A University of Adelaide reproductive biologist has achieved a major breakthrough in IVF technology that is expected to help millions of women around the world who have suffered previous miscarriages after IVF treatment.
Professor Sarah Robertson, an NHMRC Principal Research Fellow and member of the University's Robinson Institute, has partnered with a Danish company to develop a product which improves IVF embryo implantation rates for some women by up to 40%.
In the world's largest clinical trial on IVF media, Professor Robertson and ORIGIO a/s - a European company specialising in assisted reproductive technologies - have shown for the first time that growth factor molecules are critical to ensuring optimal embryo development.
The resulting product, EmbryoGen, to be released in 2011, contains a signalling molecule called GM-CSF found naturally in the mother's tissues which protects the embryo from stress, making it stronger and more robust in the early implantation period.

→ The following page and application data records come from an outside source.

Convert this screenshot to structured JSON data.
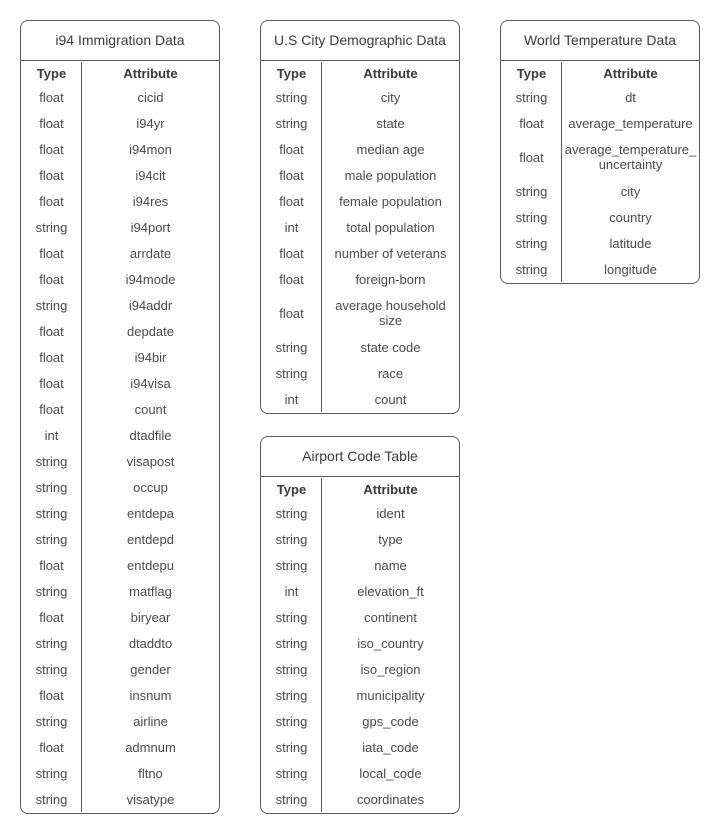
{
  "headers": {
    "type": "Type",
    "attribute": "Attribute"
  },
  "tables": {
    "immigration": {
      "title": "i94 Immigration Data",
      "rows": [
        [
          "float",
          "cicid"
        ],
        [
          "float",
          "i94yr"
        ],
        [
          "float",
          "i94mon"
        ],
        [
          "float",
          "i94cit"
        ],
        [
          "float",
          "i94res"
        ],
        [
          "string",
          "i94port"
        ],
        [
          "float",
          "arrdate"
        ],
        [
          "float",
          "i94mode"
        ],
        [
          "string",
          "i94addr"
        ],
        [
          "float",
          "depdate"
        ],
        [
          "float",
          "i94bir"
        ],
        [
          "float",
          "i94visa"
        ],
        [
          "float",
          "count"
        ],
        [
          "int",
          "dtadfile"
        ],
        [
          "string",
          "visapost"
        ],
        [
          "string",
          "occup"
        ],
        [
          "string",
          "entdepa"
        ],
        [
          "string",
          "entdepd"
        ],
        [
          "float",
          "entdepu"
        ],
        [
          "string",
          "matflag"
        ],
        [
          "float",
          "biryear"
        ],
        [
          "string",
          "dtaddto"
        ],
        [
          "string",
          "gender"
        ],
        [
          "float",
          "insnum"
        ],
        [
          "string",
          "airline"
        ],
        [
          "float",
          "admnum"
        ],
        [
          "string",
          "fltno"
        ],
        [
          "string",
          "visatype"
        ]
      ]
    },
    "demographic": {
      "title": "U.S City Demographic Data",
      "rows": [
        [
          "string",
          "city"
        ],
        [
          "string",
          "state"
        ],
        [
          "float",
          "median age"
        ],
        [
          "float",
          "male population"
        ],
        [
          "float",
          "female population"
        ],
        [
          "int",
          "total population"
        ],
        [
          "float",
          "number of veterans"
        ],
        [
          "float",
          "foreign-born"
        ],
        [
          "float",
          "average household size"
        ],
        [
          "string",
          "state code"
        ],
        [
          "string",
          "race"
        ],
        [
          "int",
          "count"
        ]
      ]
    },
    "airport": {
      "title": "Airport Code Table",
      "rows": [
        [
          "string",
          "ident"
        ],
        [
          "string",
          "type"
        ],
        [
          "string",
          "name"
        ],
        [
          "int",
          "elevation_ft"
        ],
        [
          "string",
          "continent"
        ],
        [
          "string",
          "iso_country"
        ],
        [
          "string",
          "iso_region"
        ],
        [
          "string",
          "municipality"
        ],
        [
          "string",
          "gps_code"
        ],
        [
          "string",
          "iata_code"
        ],
        [
          "string",
          "local_code"
        ],
        [
          "string",
          "coordinates"
        ]
      ]
    },
    "temperature": {
      "title": "World Temperature Data",
      "rows": [
        [
          "string",
          "dt"
        ],
        [
          "float",
          "average_temperature"
        ],
        [
          "float",
          "average_temperature_ uncertainty"
        ],
        [
          "string",
          "city"
        ],
        [
          "string",
          "country"
        ],
        [
          "string",
          "latitude"
        ],
        [
          "string",
          "longitude"
        ]
      ]
    }
  }
}
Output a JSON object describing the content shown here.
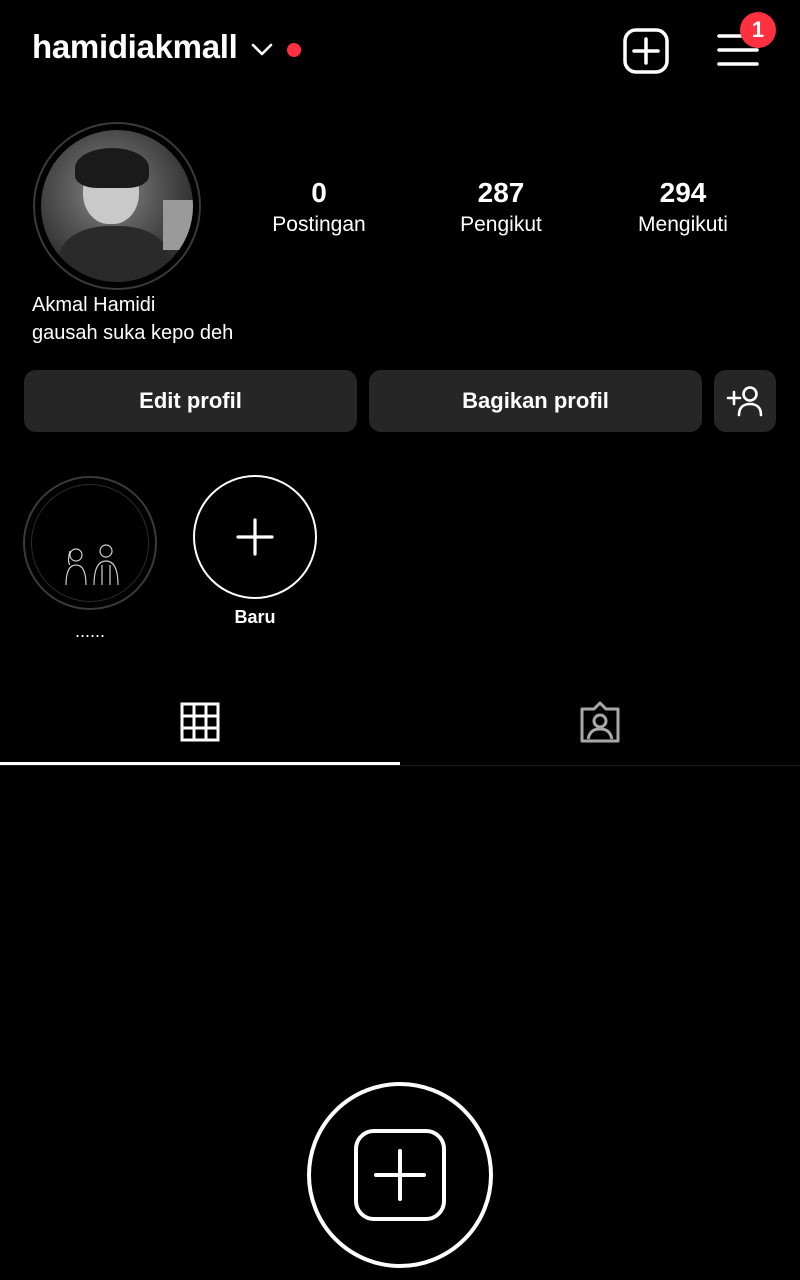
{
  "header": {
    "username": "hamidiakmall",
    "notification_count": "1",
    "accent_color": "#ff3040"
  },
  "profile": {
    "stats": [
      {
        "value": "0",
        "label": "Postingan"
      },
      {
        "value": "287",
        "label": "Pengikut"
      },
      {
        "value": "294",
        "label": "Mengikuti"
      }
    ],
    "full_name": "Akmal Hamidi",
    "bio": "gausah suka kepo deh"
  },
  "actions": {
    "edit_label": "Edit profil",
    "share_label": "Bagikan profil"
  },
  "highlights": {
    "items": [
      {
        "label": "......"
      }
    ],
    "new_label": "Baru"
  },
  "tabs": [
    {
      "icon": "grid-icon",
      "active": true
    },
    {
      "icon": "tagged-icon",
      "active": false
    }
  ],
  "icons": {
    "header": [
      "chevron-down-icon",
      "new-post-icon",
      "hamburger-menu-icon"
    ],
    "actions": [
      "add-person-icon"
    ],
    "empty_state": "plus-square-icon"
  }
}
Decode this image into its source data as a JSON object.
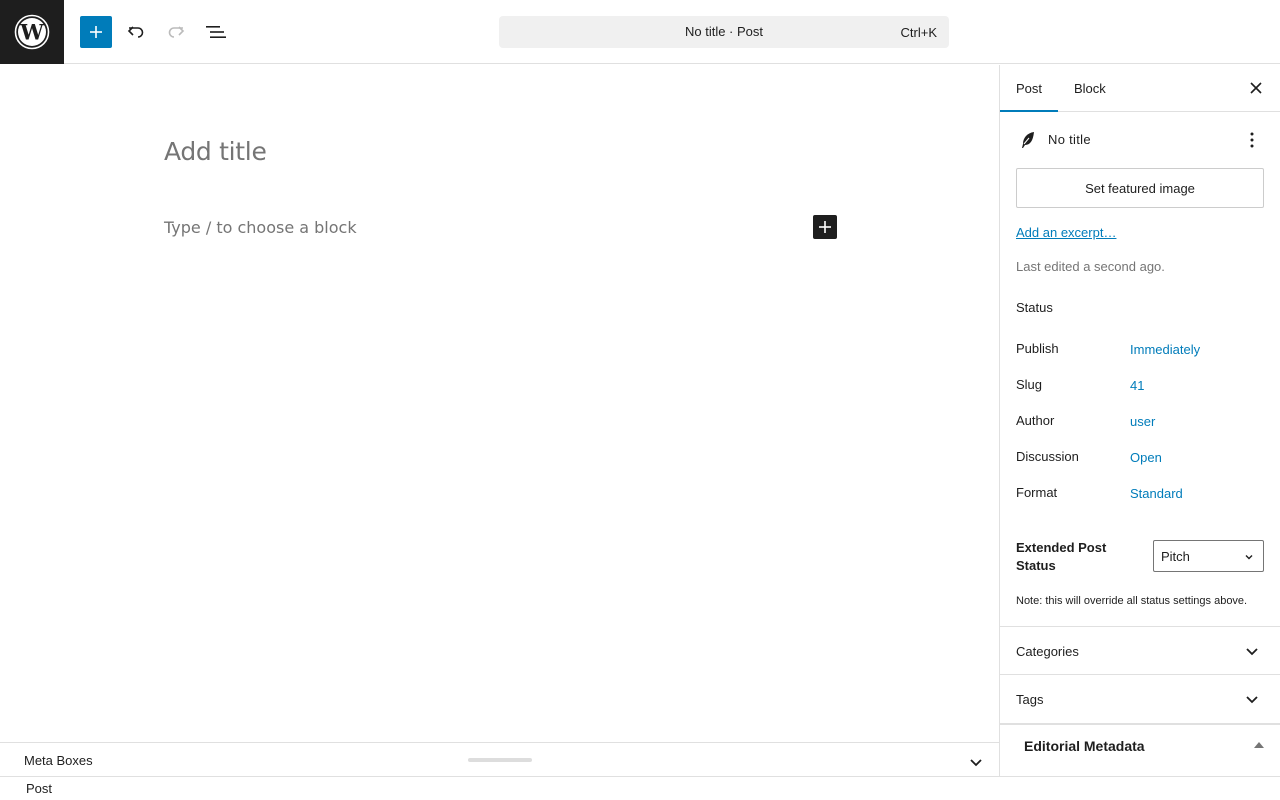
{
  "header": {
    "command_bar_title": "No title · Post",
    "command_bar_shortcut": "Ctrl+K",
    "icons": [
      "wordpress-logo",
      "plus-icon",
      "undo-icon",
      "redo-icon",
      "list-view-icon"
    ],
    "accent_color": "#007cba"
  },
  "editor": {
    "title_placeholder": "Add title",
    "block_placeholder": "Type / to choose a block"
  },
  "metabox": {
    "label": "Meta Boxes"
  },
  "footer": {
    "breadcrumb": "Post"
  },
  "sidebar": {
    "tabs": [
      {
        "label": "Post",
        "active": true
      },
      {
        "label": "Block",
        "active": false
      }
    ],
    "summary_title": "No title",
    "featured_image_button": "Set featured image",
    "excerpt_link": "Add an excerpt…",
    "last_edited": "Last edited a second ago.",
    "status_heading": "Status",
    "rows": [
      {
        "label": "Publish",
        "value": "Immediately"
      },
      {
        "label": "Slug",
        "value": "41"
      },
      {
        "label": "Author",
        "value": "user"
      },
      {
        "label": "Discussion",
        "value": "Open"
      },
      {
        "label": "Format",
        "value": "Standard"
      }
    ],
    "extended_status_label": "Extended Post Status",
    "extended_status_value": "Pitch",
    "note": "Note: this will override all status settings above.",
    "panels": [
      "Categories",
      "Tags"
    ],
    "editorial_metadata": "Editorial Metadata"
  }
}
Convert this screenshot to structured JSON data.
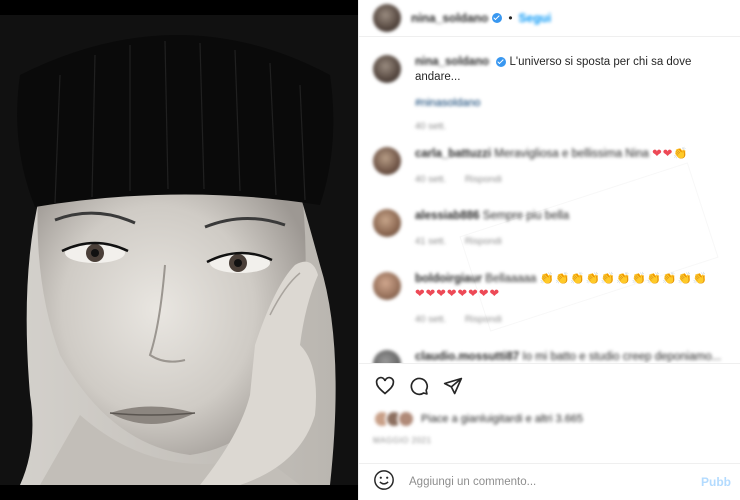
{
  "post": {
    "username": "nina_soldano",
    "follow_label": "Segui",
    "separator": "•"
  },
  "caption": {
    "username": "nina_soldano",
    "text": "L'universo si sposta per chi sa dove andare...",
    "hashtag": "#ninasoldano",
    "time": "40 sett."
  },
  "comments": [
    {
      "username": "carla_battuzzi",
      "text": "Meravigliosa e bellissima Nina",
      "emoji_hearts": "❤❤",
      "emoji_claps": "👏",
      "time": "40 sett.",
      "reply_label": "Rispondi"
    },
    {
      "username": "alessiab886",
      "text": "Sempre piu bella",
      "time": "41 sett.",
      "reply_label": "Rispondi"
    },
    {
      "username": "boldoirgiaur",
      "text": "Bellaaaaa",
      "emoji_claps": "👏👏👏👏👏👏👏👏👏👏👏",
      "emoji_hearts": "❤❤❤❤❤❤❤❤",
      "time": "40 sett.",
      "reply_label": "Rispondi"
    },
    {
      "username": "claudio.mossutti87",
      "text": "Io mi batto e studio creep deponiamo..."
    }
  ],
  "likes": {
    "text": "Piace a gianluigitardi e altri 3.665"
  },
  "date": "MAGGIO 2021",
  "composer": {
    "placeholder": "Aggiungi un commento...",
    "publish_label": "Pubb"
  },
  "colors": {
    "accent": "#0095f6",
    "verified": "#3897f0",
    "heart": "#ed4956",
    "muted": "#8e8e8e"
  },
  "icons": {
    "like": "heart-outline-icon",
    "comment": "comment-bubble-icon",
    "share": "paper-plane-icon",
    "emoji": "smiley-face-icon"
  }
}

The clinical trial, involving 1319 IVF patients exposed to either EmbryoGen or standard IVF embryo media, resulted in an average 20% improvement in embryo implantation rates at 12 weeks for all IVF women whose embryos developed in EmbryoGen. The effect is primarily due to benefits for women who had previously miscarried, who showed an impressive 40% increase in implantation success.
"This is a wonderful advance for couples undertaking IVF, particularly those who have previously lost babies in the first trimester," Professor Robertson says.
It is also the culmination of more than two decades' work for Professor Robertson, who based her PhD on the role of growth factors in healthy pregnancies and then worked with Swedish colleagues to explore applications in IVF embryos.
"This breakthrough has been 20 years in the making," Professor Robertson says. "It's enormously rewarding to see one's basic research translate into practical outc
|Contact: Sarah Robertson|
University of Adelaide